■ What this task involves:
Output all of the records word for word and drop the images.

Dataset rows for apps and sites:
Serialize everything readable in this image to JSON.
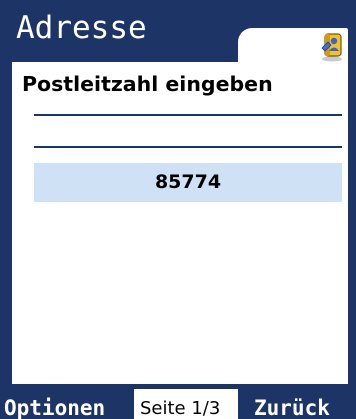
{
  "header": {
    "title": "Adresse",
    "icon": "address-book-icon"
  },
  "main": {
    "heading": "Postleitzahl eingeben",
    "input_value": "85774"
  },
  "softkeys": {
    "left_label": "Optionen",
    "page_indicator": "Seite 1/3",
    "right_label": "Zurück"
  },
  "colors": {
    "frame": "#1c3466",
    "panel": "#ffffff",
    "highlight": "#cfe1f5"
  }
}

■ Task result:
Serialize everything readable in this image to JSON.
{
  "header": {
    "title": "Adresse",
    "icon": "address-book-icon"
  },
  "main": {
    "heading": "Postleitzahl eingeben",
    "input_value": "85774"
  },
  "softkeys": {
    "left_label": "Optionen",
    "page_indicator": "Seite 1/3",
    "right_label": "Zurück"
  },
  "colors": {
    "frame": "#1c3466",
    "panel": "#ffffff",
    "highlight": "#cfe1f5"
  }
}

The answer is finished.